Rob Carter, Billy Rios, and I have been blogging about and speaking at conferences like Black Hat and ToorCon all year on the subject of URI handler abuse. One might think these types of flaws are soon to go away, but one look at SecurityFocus and FullDisclosure today and you can see that's not the case. Specifically, a new command injection flaw was discovered, this time in IBM's Lotus Expeditor. The attack vector is as follows:
What's most interesting about this class of vulnerability is that it can be deployed quite simply using Cross-Site Scripting or Cross-Site Request Forgery, making those two web application flaws even more dangerous.
As I mentioned, Carter, Rios, and I have been discussing this a lot this year, and other researchers, like PDP, founder of GNUCitizen have jumped on board as well. In fact, there's been other command injection flaws similar to the Lotus Expeditor flaw mentioned above, most notably in the Firefox browser and in the Microsoft Windows XP operating system. There's also been a whole host of other issues, including stack overflows, format string flaws, null pointer dereference issues, application functionality abuse, etc., which have already been covered in our Black Hat presentations.
The biggest problem with this is that, it isn't going away. Researchers and hackers are becoming more aware of it and finding more issues, but this isn't curbing the appetite of programmers to develop applications with URI handler functionality. In fact, if anything, I'm seeing more and more of these coming out, sometimes for applications that really DON'T need them... I'm also seeing them increasingly on mobile devices.

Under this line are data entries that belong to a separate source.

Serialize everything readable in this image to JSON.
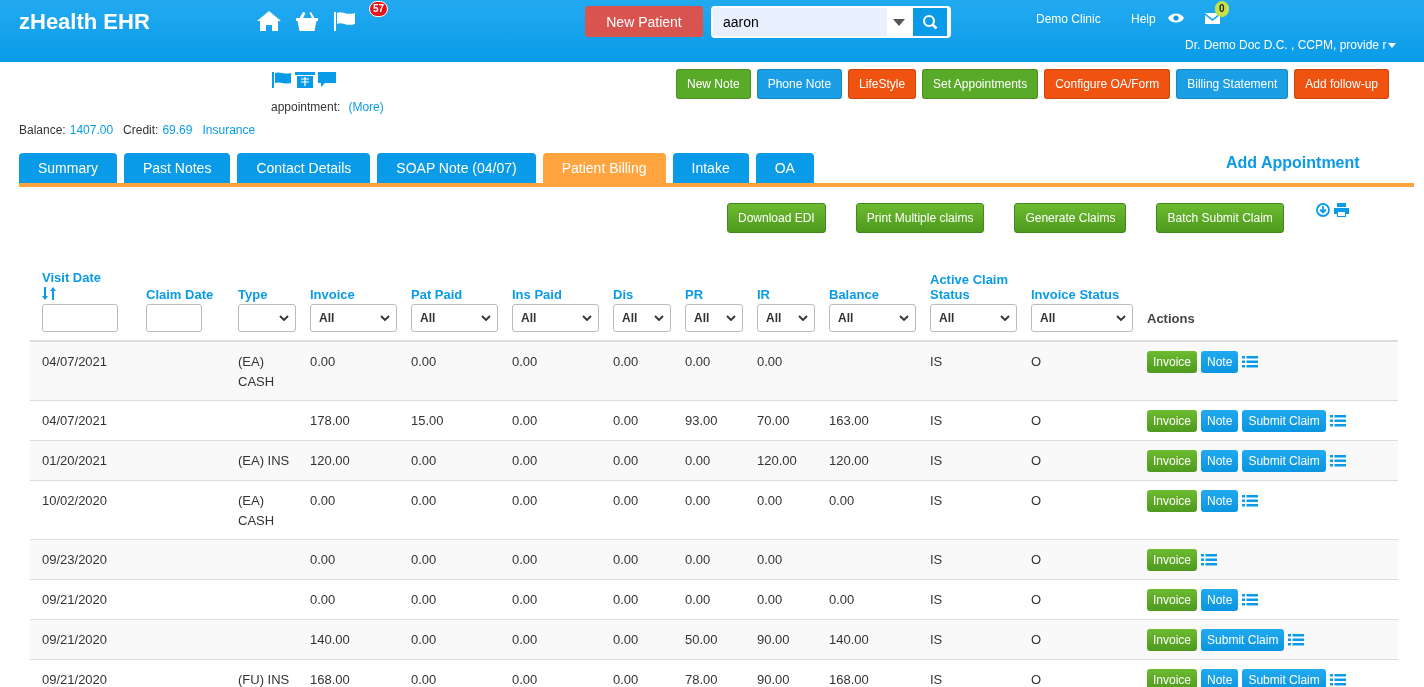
{
  "header": {
    "brand": "zHealth EHR",
    "notification_count": "57",
    "new_patient": "New Patient",
    "search": {
      "value": "aaron"
    },
    "clinic": "Demo Clinic",
    "help": "Help",
    "mail_count": "0",
    "user": "Dr. Demo Doc D.C. , CCPM, provide r"
  },
  "patient": {
    "appointment_label": "appointment:",
    "more_link": "(More)",
    "balance_label": "Balance:",
    "balance": "1407.00",
    "credit_label": "Credit:",
    "credit": "69.69",
    "insurance_link": "Insurance"
  },
  "action_buttons": [
    {
      "label": "New Note",
      "color": "#5aaa2a"
    },
    {
      "label": "Phone Note",
      "color": "#1a9fe6"
    },
    {
      "label": "LifeStyle",
      "color": "#f0520f"
    },
    {
      "label": "Set Appointments",
      "color": "#5aaa2a"
    },
    {
      "label": "Configure OA/Form",
      "color": "#f0520f"
    },
    {
      "label": "Billing Statement",
      "color": "#1a9fe6"
    },
    {
      "label": "Add follow-up",
      "color": "#f0520f"
    }
  ],
  "tabs": [
    {
      "label": "Summary",
      "selected": false
    },
    {
      "label": "Past Notes",
      "selected": false
    },
    {
      "label": "Contact Details",
      "selected": false
    },
    {
      "label": "SOAP Note (04/07)",
      "selected": false
    },
    {
      "label": "Patient Billing",
      "selected": true
    },
    {
      "label": "Intake",
      "selected": false
    },
    {
      "label": "OA",
      "selected": false
    }
  ],
  "add_appointment": "Add Appointment",
  "billing_buttons": [
    "Download EDI",
    "Print Multiple claims",
    "Generate Claims",
    "Batch Submit Claim"
  ],
  "table": {
    "columns": [
      {
        "label": "Visit Date",
        "sortable": true,
        "filter": {
          "kind": "text"
        }
      },
      {
        "label": "Claim Date",
        "sortable": false,
        "filter": {
          "kind": "text"
        }
      },
      {
        "label": "Type",
        "sortable": false,
        "filter": {
          "kind": "select"
        }
      },
      {
        "label": "Invoice",
        "sortable": false,
        "filter": {
          "kind": "select",
          "value": "All"
        }
      },
      {
        "label": "Pat Paid",
        "sortable": false,
        "filter": {
          "kind": "select",
          "value": "All"
        }
      },
      {
        "label": "Ins Paid",
        "sortable": false,
        "filter": {
          "kind": "select",
          "value": "All"
        }
      },
      {
        "label": "Dis",
        "sortable": false,
        "filter": {
          "kind": "select",
          "value": "All"
        }
      },
      {
        "label": "PR",
        "sortable": false,
        "filter": {
          "kind": "select",
          "value": "All"
        }
      },
      {
        "label": "IR",
        "sortable": false,
        "filter": {
          "kind": "select",
          "value": "All"
        }
      },
      {
        "label": "Balance",
        "sortable": false,
        "filter": {
          "kind": "select",
          "value": "All"
        }
      },
      {
        "label": "Active Claim Status",
        "sortable": false,
        "filter": {
          "kind": "select",
          "value": "All"
        }
      },
      {
        "label": "Invoice Status",
        "sortable": false,
        "filter": {
          "kind": "select",
          "value": "All"
        }
      },
      {
        "label": "Actions",
        "sortable": false
      }
    ],
    "rows": [
      {
        "cells": [
          "04/07/2021",
          "",
          "(EA) CASH",
          "0.00",
          "0.00",
          "0.00",
          "0.00",
          "0.00",
          "0.00",
          "",
          "IS",
          "O"
        ],
        "actions": [
          {
            "kind": "invoice",
            "label": "Invoice"
          },
          {
            "kind": "note",
            "label": "Note"
          }
        ]
      },
      {
        "cells": [
          "04/07/2021",
          "",
          "",
          "178.00",
          "15.00",
          "0.00",
          "0.00",
          "93.00",
          "70.00",
          "163.00",
          "IS",
          "O"
        ],
        "actions": [
          {
            "kind": "invoice",
            "label": "Invoice"
          },
          {
            "kind": "note",
            "label": "Note"
          },
          {
            "kind": "submit",
            "label": "Submit Claim"
          }
        ]
      },
      {
        "cells": [
          "01/20/2021",
          "",
          "(EA) INS",
          "120.00",
          "0.00",
          "0.00",
          "0.00",
          "0.00",
          "120.00",
          "120.00",
          "IS",
          "O"
        ],
        "actions": [
          {
            "kind": "invoice",
            "label": "Invoice"
          },
          {
            "kind": "note",
            "label": "Note"
          },
          {
            "kind": "submit",
            "label": "Submit Claim"
          }
        ]
      },
      {
        "cells": [
          "10/02/2020",
          "",
          "(EA) CASH",
          "0.00",
          "0.00",
          "0.00",
          "0.00",
          "0.00",
          "0.00",
          "0.00",
          "IS",
          "O"
        ],
        "actions": [
          {
            "kind": "invoice",
            "label": "Invoice"
          },
          {
            "kind": "note",
            "label": "Note"
          }
        ]
      },
      {
        "cells": [
          "09/23/2020",
          "",
          "",
          "0.00",
          "0.00",
          "0.00",
          "0.00",
          "0.00",
          "0.00",
          "",
          "IS",
          "O"
        ],
        "actions": [
          {
            "kind": "invoice",
            "label": "Invoice"
          }
        ]
      },
      {
        "cells": [
          "09/21/2020",
          "",
          "",
          "0.00",
          "0.00",
          "0.00",
          "0.00",
          "0.00",
          "0.00",
          "0.00",
          "IS",
          "O"
        ],
        "actions": [
          {
            "kind": "invoice",
            "label": "Invoice"
          },
          {
            "kind": "note",
            "label": "Note"
          }
        ]
      },
      {
        "cells": [
          "09/21/2020",
          "",
          "",
          "140.00",
          "0.00",
          "0.00",
          "0.00",
          "50.00",
          "90.00",
          "140.00",
          "IS",
          "O"
        ],
        "actions": [
          {
            "kind": "invoice",
            "label": "Invoice"
          },
          {
            "kind": "submit",
            "label": "Submit Claim"
          }
        ]
      },
      {
        "cells": [
          "09/21/2020",
          "",
          "(FU) INS",
          "168.00",
          "0.00",
          "0.00",
          "0.00",
          "78.00",
          "90.00",
          "168.00",
          "IS",
          "O"
        ],
        "actions": [
          {
            "kind": "invoice",
            "label": "Invoice"
          },
          {
            "kind": "note",
            "label": "Note"
          },
          {
            "kind": "submit",
            "label": "Submit Claim"
          }
        ]
      }
    ]
  }
}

Carter, Rios, and I have been focusing our efforts on other areas of research, but I expect that there will be a lot more bugs uncovered in this area. It's like developers are all reading the same book that says an application is nothing without a URI handler... it's truly absurd.